Mid-February this year, I joined the startup Vandebron as a copywriter, two months before its launch. The small team was working at full speed to meet the deadline for launching the world’s first online peer2peer energy marketplace. In joining I had little time to learn, so I figured out the things I didn’t fully understand about the energy market as I wrote them.
Upon launching, we were looking for new suppliers to sell their energy via our site.
A foodstore in Amsterdam seemed like a good partner for us, since their target audience matched ours. I
set out to find a farmer that supplied groceries to them, and could potentially supply electricity via us. I took the list from their website and googled all their farmers. Most of the time, it was very difficult to find the addresses, but going through various sites, such as the Chamber of Commerce, I found the location for each of them. Then, in Google Streetview, I virtually walked around the neighbourhood to see if one of them had a roof full of solar panels or a windmill on their land.
This way, I visited some fifty suppliers of food. All of them had big farms, one of them had a windmill too.
Via the Yellow Pages I found their phonenumber and gave them a call.
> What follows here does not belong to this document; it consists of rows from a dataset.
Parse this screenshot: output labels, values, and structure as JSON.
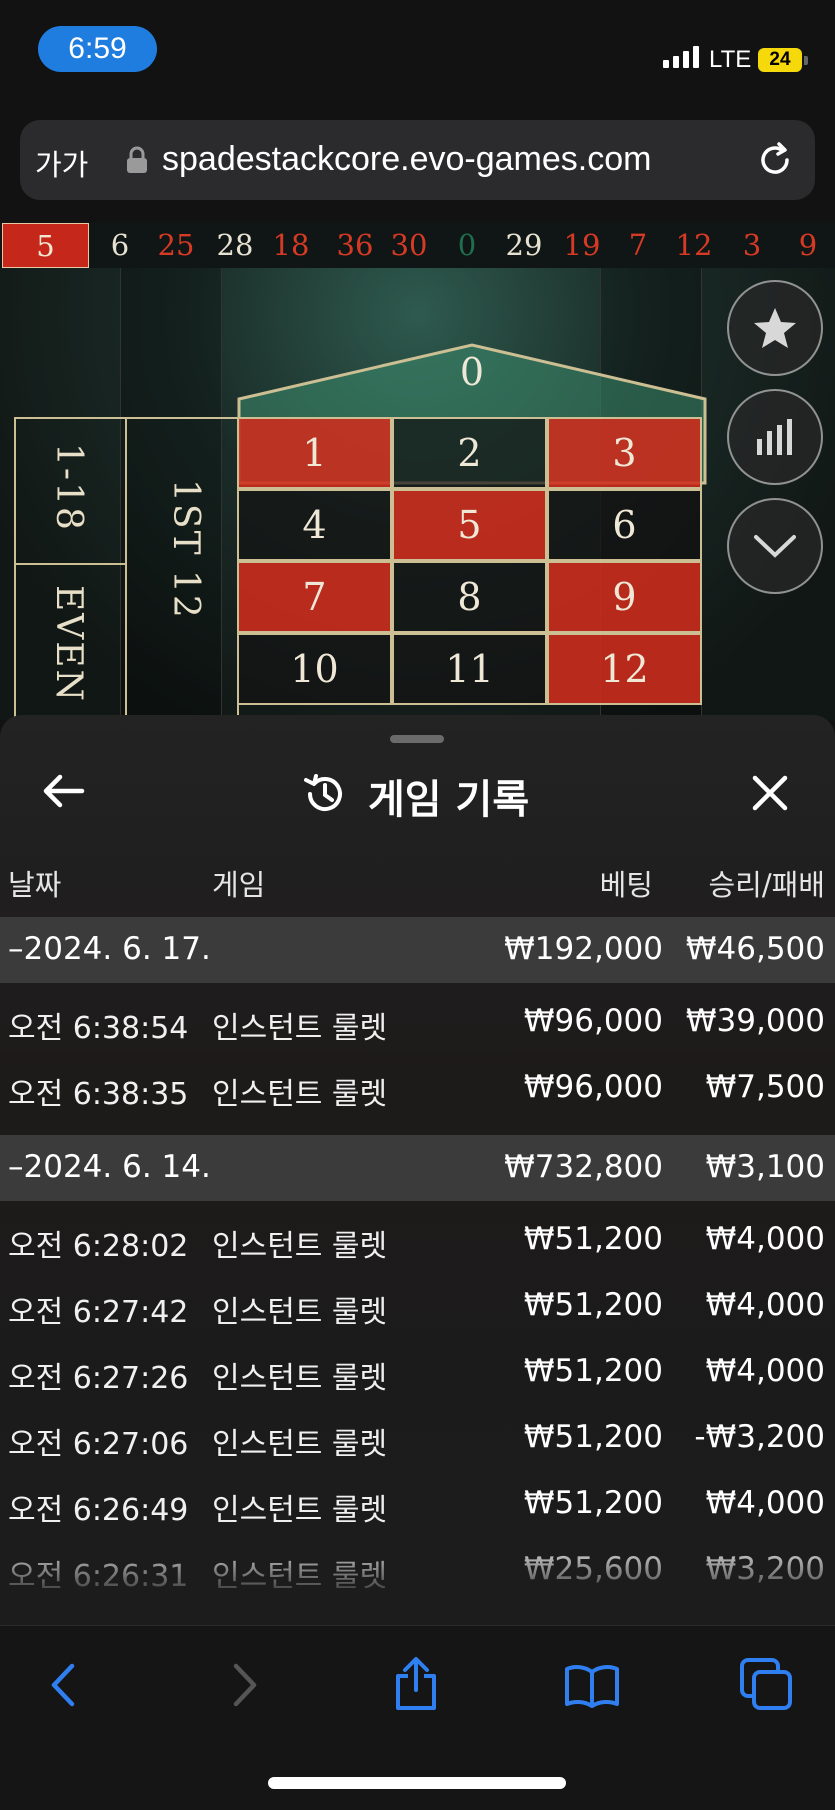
{
  "status_bar": {
    "time": "6:59",
    "network": "LTE",
    "battery": "24"
  },
  "browser": {
    "text_size_label": "가가",
    "url": "spadestackcore.evo-games.com"
  },
  "recent_numbers": [
    {
      "n": "5",
      "color": "red"
    },
    {
      "n": "6",
      "color": "white"
    },
    {
      "n": "25",
      "color": "red"
    },
    {
      "n": "28",
      "color": "white"
    },
    {
      "n": "18",
      "color": "red"
    },
    {
      "n": "36",
      "color": "red"
    },
    {
      "n": "30",
      "color": "red"
    },
    {
      "n": "0",
      "color": "green"
    },
    {
      "n": "29",
      "color": "white"
    },
    {
      "n": "19",
      "color": "red"
    },
    {
      "n": "7",
      "color": "red"
    },
    {
      "n": "12",
      "color": "red"
    },
    {
      "n": "3",
      "color": "red"
    },
    {
      "n": "9",
      "color": "red"
    }
  ],
  "roulette": {
    "zero": "0",
    "range_label": "1-18",
    "even_label": "EVEN",
    "dozen_label": "1ST 12",
    "numbers": [
      {
        "n": "1",
        "color": "red"
      },
      {
        "n": "2",
        "color": "black"
      },
      {
        "n": "3",
        "color": "red"
      },
      {
        "n": "4",
        "color": "black"
      },
      {
        "n": "5",
        "color": "red"
      },
      {
        "n": "6",
        "color": "black"
      },
      {
        "n": "7",
        "color": "red"
      },
      {
        "n": "8",
        "color": "black"
      },
      {
        "n": "9",
        "color": "red"
      },
      {
        "n": "10",
        "color": "black"
      },
      {
        "n": "11",
        "color": "black"
      },
      {
        "n": "12",
        "color": "red"
      }
    ]
  },
  "history": {
    "title": "게임 기록",
    "columns": {
      "date": "날짜",
      "game": "게임",
      "bet": "베팅",
      "result": "승리/패배"
    },
    "groups": [
      {
        "date": "–2024. 6. 17.",
        "bet": "₩192,000",
        "result": "₩46,500",
        "rows": [
          {
            "time": "오전 6:38:54",
            "game": "인스턴트 룰렛",
            "bet": "₩96,000",
            "result": "₩39,000"
          },
          {
            "time": "오전 6:38:35",
            "game": "인스턴트 룰렛",
            "bet": "₩96,000",
            "result": "₩7,500"
          }
        ]
      },
      {
        "date": "–2024. 6. 14.",
        "bet": "₩732,800",
        "result": "₩3,100",
        "rows": [
          {
            "time": "오전 6:28:02",
            "game": "인스턴트 룰렛",
            "bet": "₩51,200",
            "result": "₩4,000"
          },
          {
            "time": "오전 6:27:42",
            "game": "인스턴트 룰렛",
            "bet": "₩51,200",
            "result": "₩4,000"
          },
          {
            "time": "오전 6:27:26",
            "game": "인스턴트 룰렛",
            "bet": "₩51,200",
            "result": "₩4,000"
          },
          {
            "time": "오전 6:27:06",
            "game": "인스턴트 룰렛",
            "bet": "₩51,200",
            "result": "-₩3,200"
          },
          {
            "time": "오전 6:26:49",
            "game": "인스턴트 룰렛",
            "bet": "₩51,200",
            "result": "₩4,000"
          },
          {
            "time": "오전 6:26:31",
            "game": "인스턴트 룰렛",
            "bet": "₩25,600",
            "result": "₩3,200"
          }
        ]
      }
    ]
  },
  "colors": {
    "accent": "#1f7de0",
    "red": "#c8291b",
    "battery": "#f5d90a",
    "toolbar_icon": "#2f7ff0"
  }
}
Last month, I finally got to visit them, and now they’ve been added to our website, and they’re selling energy straight to consumers.
Changing the world via Google Streetview
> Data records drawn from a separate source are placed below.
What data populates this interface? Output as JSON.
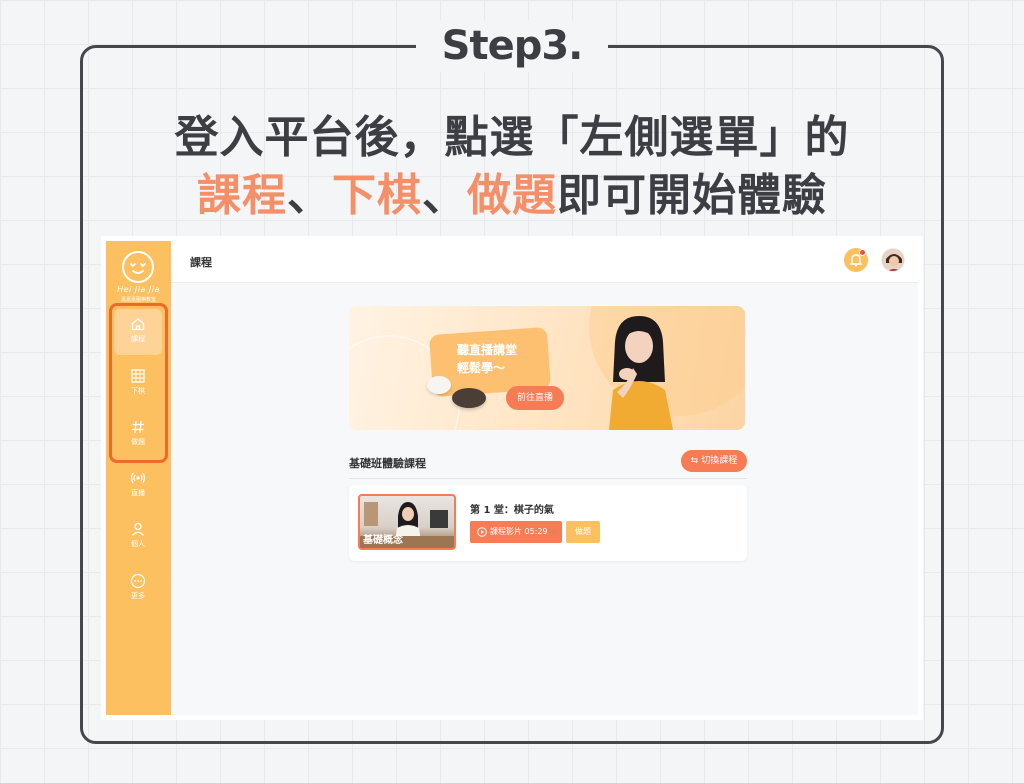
{
  "step_title": "Step3.",
  "headline": {
    "line1": "登入平台後，點選「左側選單」的",
    "line2_parts": {
      "hl1": "課程",
      "sep1": "、",
      "hl2": "下棋",
      "sep2": "、",
      "hl3": "做題",
      "rest": "即可開始體驗"
    }
  },
  "colors": {
    "accent": "#f58f68",
    "sidebar": "#fcc060",
    "highlight_border": "#ee6a2b",
    "button": "#f77b55"
  },
  "app": {
    "brand": {
      "name": "Hei Jia Jia",
      "tagline": "黑嘉嘉圍棋教室"
    },
    "sidebar": {
      "items": [
        {
          "label": "課程",
          "icon": "home-icon",
          "active": true
        },
        {
          "label": "下棋",
          "icon": "board-grid-icon",
          "active": false
        },
        {
          "label": "做題",
          "icon": "hashtag-icon",
          "active": false
        },
        {
          "label": "直播",
          "icon": "broadcast-icon",
          "active": false
        },
        {
          "label": "個人",
          "icon": "person-icon",
          "active": false
        },
        {
          "label": "更多",
          "icon": "more-icon",
          "active": false
        }
      ]
    },
    "topbar": {
      "title": "課程",
      "bell_icon": "bell-icon",
      "avatar": "user-avatar"
    },
    "banner": {
      "line1": "聽直播講堂",
      "line2": "輕鬆學～",
      "button": "前往直播"
    },
    "course_section": {
      "title": "基礎班體驗課程",
      "switch_button": "切換課程"
    },
    "lesson": {
      "thumbnail_caption": "基礎概念",
      "title": "第 1 堂：棋子的氣",
      "video_button": "課程影片 05:29",
      "quiz_button": "做題"
    }
  }
}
To me, this case is exemplary for working at a startup. Every day forces me to inventive. Nobody before, in the whole world, had to write about an online peer2peer energy marketplace and all its assets. There are no standardisations here: strategies and plannings are volatile and my job description is only a hint of what I actually do.
Copywriter aside, I’ve been a graphic designer, social media manager, journalist, photographer, relationship manager and accountant. I’ve folded invitations, lifted crates and decorated the pressroom. The whole team worked outside of their responsibilities in favour of the overal result. We’re not some huge corporate company where for every task, there is an employee.
The thing is, I don’t per se like folding invitations, yet it becomes very rewarding in the context of a startup, especially one where you’re working for a greater good.